By Hazelle Lerum ’20, Science and Technology Studies
In 2000, more Mexican immigrants were entering the United States than exiting, according to Pew Research. Now, the opposite is true — Mexican immigrants are returning to Mexico at a greater rate than the other way around.
There are many possible reasons for this reversal: tougher border enforcement, fewer economic prospects, and an increased interest in reuniting families. Jennifer Cardinal, a lecturer of science and technology studies at Rensselaer Polytechnic Institute, is investigating a particular phenomenon taking people from the U.S. to Mexico: lifestyle migration.
“Flipped migration doesn’t get enough attention in the media,” Cardinal said. “But it gives us a broader perspective on the issue, and urges us to think about the brutal treatment of migrants coming into the U.S. right now.”
Cardinal conducted 17 months of ethnographic research on a beachside community inhabiting the southern coast of the state of Jalisco. Her focus was on immigrants from the United States and Canada who moved there for consumption-driven reasons rather than for work or necessity.
“Are they just neo-colonials living out their lives as tourists?” Cardinal asked. According to her findings, there is no simple answer.
“While other research shows lifestyle migrants are a force of gentrification, it’s more complicated than that,” she said. “The town I studied formed a strong, protected community because of the relationships between the locals and the lifestyle migrants.”
Throughout her research, she encountered conflicting concepts of what it means to create a sustainable community. For some, it’s finding economic sustainability through ecotourism. For others, it’s volunteering for community gardens and grassroots environmental nonprofits.
“What does sustainability mean? Sustainability for whom?” Cardinal said. “The history of development is not a neutral concept. It’s not benign. Is there such a thing as sustainable development? Or is development inherently unjust?”
Despite these concerns, local youth are creating opportunities for sustainable development in their own communities, according to interviews conducted by Cardinal.
“The youth used to say, ‘We’re going to Guadalajara, or the United States,’” Cardinal said. “But that’s changed. Now they say, ‘We’re going to start an ecotourism business.’ They recognize that the place where they grew up is considered paradise, a place people save up years and years to retire in.”

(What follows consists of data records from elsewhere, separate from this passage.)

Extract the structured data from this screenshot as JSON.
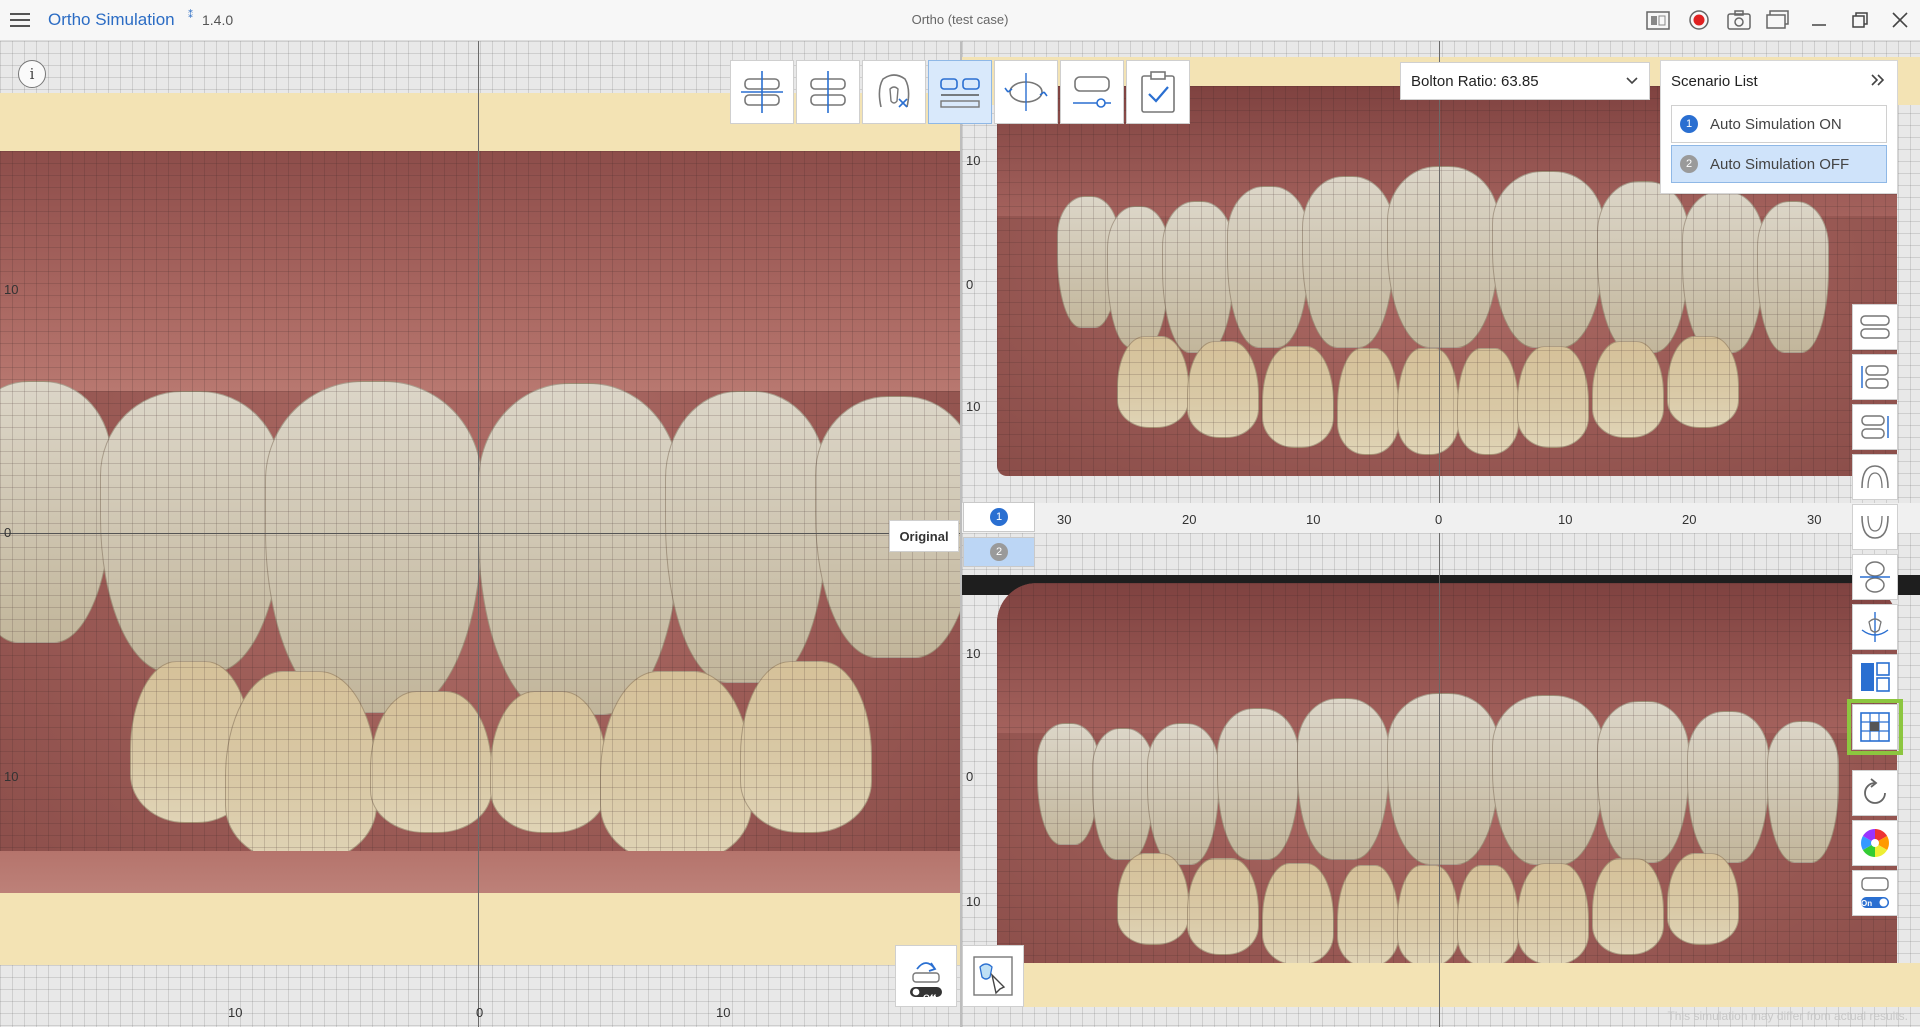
{
  "titlebar": {
    "app_name": "Ortho Simulation",
    "app_icon": "ai-icon",
    "version": "1.4.0",
    "case_title": "Ortho (test case)"
  },
  "toolbar": {
    "icons": [
      "arch-alignment-icon",
      "midline-icon",
      "tooth-remove-icon",
      "occlusion-split-icon",
      "rotate-view-icon",
      "arch-adjust-icon",
      "confirm-clipboard-icon"
    ],
    "active_index": 3
  },
  "bolton": {
    "label": "Bolton Ratio: 63.85"
  },
  "scenario": {
    "title": "Scenario List",
    "items": [
      {
        "num": "1",
        "label": "Auto Simulation ON",
        "selected": false
      },
      {
        "num": "2",
        "label": "Auto Simulation OFF",
        "selected": true
      }
    ]
  },
  "left_view": {
    "ruler_y": [
      "10",
      "0",
      "10"
    ],
    "ruler_x": [
      "10",
      "0",
      "10"
    ],
    "original_label": "Original"
  },
  "right_view": {
    "top_ruler_y": [
      "10",
      "0",
      "10"
    ],
    "bottom_ruler_y": [
      "10",
      "0",
      "10"
    ],
    "ruler_x": [
      "30",
      "20",
      "10",
      "0",
      "10",
      "20",
      "30"
    ],
    "tabs": [
      {
        "num": "1"
      },
      {
        "num": "2"
      }
    ]
  },
  "side_tools": {
    "icons": [
      "front-view-icon",
      "left-view-icon",
      "right-view-icon",
      "upper-arch-icon",
      "lower-arch-icon",
      "split-jaw-icon",
      "smile-line-icon",
      "layout-icon",
      "grid-icon",
      "reset-icon",
      "color-wheel-icon",
      "toggle-on-icon"
    ],
    "highlight_index": 8,
    "toggle_label": "On"
  },
  "bottom_tools": {
    "auto_label": "Off",
    "icons": [
      "auto-adjust-icon",
      "touch-select-icon"
    ]
  },
  "disclaimer": "This simulation may differ from actual results."
}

Cardinal’s research comes in the wake of a strengthening Mexican economy, which receives most of its tourists from the United States. Moving forward, she will study community sustainability a little closer to home in Troy, N.Y. She will also be teaching a course on globalization and development at RPI this semester.